A while ago I spent a delightful few days in Napier, New Zealand, enjoying a weekend celebration of 1930s elite lifestyles, an annual event inspired by the architecture that dominates the centre of town. By design it was more Hollywood fantasy than reality, but that made it all the more fun. An inspiration.
The ‘art deco weekend’ also brought just about every 1930s car in the country into one spot, and that got me thinking. There were hundreds of them, polished, preened and restored. And they were more than just demonstrations of the love their owners had poured into them. Though they were that. They were more than just world automotive history. Though they were that too.
They were art. Art in the sense of abstraction – of the way concepts can be poured into something real, then invoke emotion in the recipient. Perhaps, if the artist is lucky, the intended emotion.
These cars encapsulated the spirit of the early twentieth century, an age of shapes and forms made possible by the wild collision of new thinking, new materials and new demands – particularly the need for genuine streamlining in ever-faster aircraft. That translated into art, it translated back into the everyday on the ground, mingled with infusions of Mayan styling, and lifted everyday objects like cars, tea-cups, buildings, vases, furniture – and everything else it touched – above the mundane. In part it was a product of depression thinking; a rejection of gloom. And ultimately the whole floated on a conscious effort to transcend the nineteenth century – to simplify, to streamline. Literally.

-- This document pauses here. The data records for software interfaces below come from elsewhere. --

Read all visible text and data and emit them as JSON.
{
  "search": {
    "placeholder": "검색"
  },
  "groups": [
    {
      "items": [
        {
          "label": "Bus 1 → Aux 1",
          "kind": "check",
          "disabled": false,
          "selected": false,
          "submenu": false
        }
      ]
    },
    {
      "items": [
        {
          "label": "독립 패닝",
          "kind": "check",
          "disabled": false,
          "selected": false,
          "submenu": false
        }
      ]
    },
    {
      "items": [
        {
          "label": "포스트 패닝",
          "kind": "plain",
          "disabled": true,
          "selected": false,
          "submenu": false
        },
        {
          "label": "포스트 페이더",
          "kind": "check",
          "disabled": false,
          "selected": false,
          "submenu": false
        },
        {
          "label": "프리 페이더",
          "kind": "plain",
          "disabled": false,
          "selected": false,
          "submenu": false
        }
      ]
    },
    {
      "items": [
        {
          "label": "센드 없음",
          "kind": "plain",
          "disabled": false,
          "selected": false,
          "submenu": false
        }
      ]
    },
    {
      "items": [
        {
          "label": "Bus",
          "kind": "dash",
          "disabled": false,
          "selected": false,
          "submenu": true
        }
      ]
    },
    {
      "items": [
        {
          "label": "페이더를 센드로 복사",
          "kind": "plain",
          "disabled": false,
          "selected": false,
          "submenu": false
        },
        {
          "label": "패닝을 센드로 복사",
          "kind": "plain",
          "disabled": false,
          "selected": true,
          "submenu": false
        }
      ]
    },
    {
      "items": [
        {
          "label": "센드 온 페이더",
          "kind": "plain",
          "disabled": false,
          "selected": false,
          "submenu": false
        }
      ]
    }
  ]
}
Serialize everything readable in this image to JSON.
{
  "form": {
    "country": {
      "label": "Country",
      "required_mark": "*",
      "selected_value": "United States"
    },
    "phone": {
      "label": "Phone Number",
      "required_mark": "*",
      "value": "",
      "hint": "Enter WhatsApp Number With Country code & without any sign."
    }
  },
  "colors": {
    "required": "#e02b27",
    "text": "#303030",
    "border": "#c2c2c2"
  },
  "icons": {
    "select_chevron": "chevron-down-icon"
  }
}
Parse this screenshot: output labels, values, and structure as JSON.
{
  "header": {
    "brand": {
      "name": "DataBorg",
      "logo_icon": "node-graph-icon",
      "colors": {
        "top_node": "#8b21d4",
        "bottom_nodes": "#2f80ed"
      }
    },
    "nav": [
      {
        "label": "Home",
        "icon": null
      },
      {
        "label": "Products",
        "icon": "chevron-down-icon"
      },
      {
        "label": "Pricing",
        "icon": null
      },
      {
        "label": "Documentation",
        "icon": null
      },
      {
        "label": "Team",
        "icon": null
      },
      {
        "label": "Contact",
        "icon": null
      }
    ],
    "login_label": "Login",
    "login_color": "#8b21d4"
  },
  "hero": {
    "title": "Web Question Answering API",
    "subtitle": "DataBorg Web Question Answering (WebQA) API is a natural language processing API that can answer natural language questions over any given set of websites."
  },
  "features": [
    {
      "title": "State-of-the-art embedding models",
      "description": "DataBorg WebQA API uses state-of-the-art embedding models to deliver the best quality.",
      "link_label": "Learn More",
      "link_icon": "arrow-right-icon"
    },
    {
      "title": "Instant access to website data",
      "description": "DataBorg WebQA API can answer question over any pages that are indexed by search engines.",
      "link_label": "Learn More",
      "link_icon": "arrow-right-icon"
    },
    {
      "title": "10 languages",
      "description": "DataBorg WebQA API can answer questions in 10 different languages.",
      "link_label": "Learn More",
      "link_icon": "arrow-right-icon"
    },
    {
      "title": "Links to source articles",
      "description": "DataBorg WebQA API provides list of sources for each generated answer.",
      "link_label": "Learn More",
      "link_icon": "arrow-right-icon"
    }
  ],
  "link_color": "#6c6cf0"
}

It came out in writing. What is Hemingway, with his sparse style, if not art deco? The styles that emerged in everything from ashtrays to pens to cups to buildings to cars to art were an explicit rejection of art nouveau. Modernism – of which ‘art deco’ was a part – took the new and exalted it.
To me it came together in the cars, because they were art for everyman, art in a real sense; an ultimate expression of the materials of the twentieth century – metal, chrome, glass, rubber and bakelite. Conceptually they carried a vision – accessible to everyday people, even if only as a drive-past glimpse – of hope in an age beset by war and depression.
And isn’t that inspiring?
That relationship between time, society and art hasn’t gone away. And art is an expression of human abstract endeavour - encompassing not just painting, drawing or sculpture, but all the ways in which we can communicate through the abstract. Writing, for instance.
What do you figure?
I’ll be back blogging full-strength from 14 January. Here’s what’s coming in 2013:
- posts on kindness and the positive side of the human condition…with
- some posts on my favourite writers
- some posts on New Zealand scenery and photography
- a systematic how-to series on writing
- some science geek posts
- a short series on history mysteries
- and more
Copyright © Matthew Wright 2013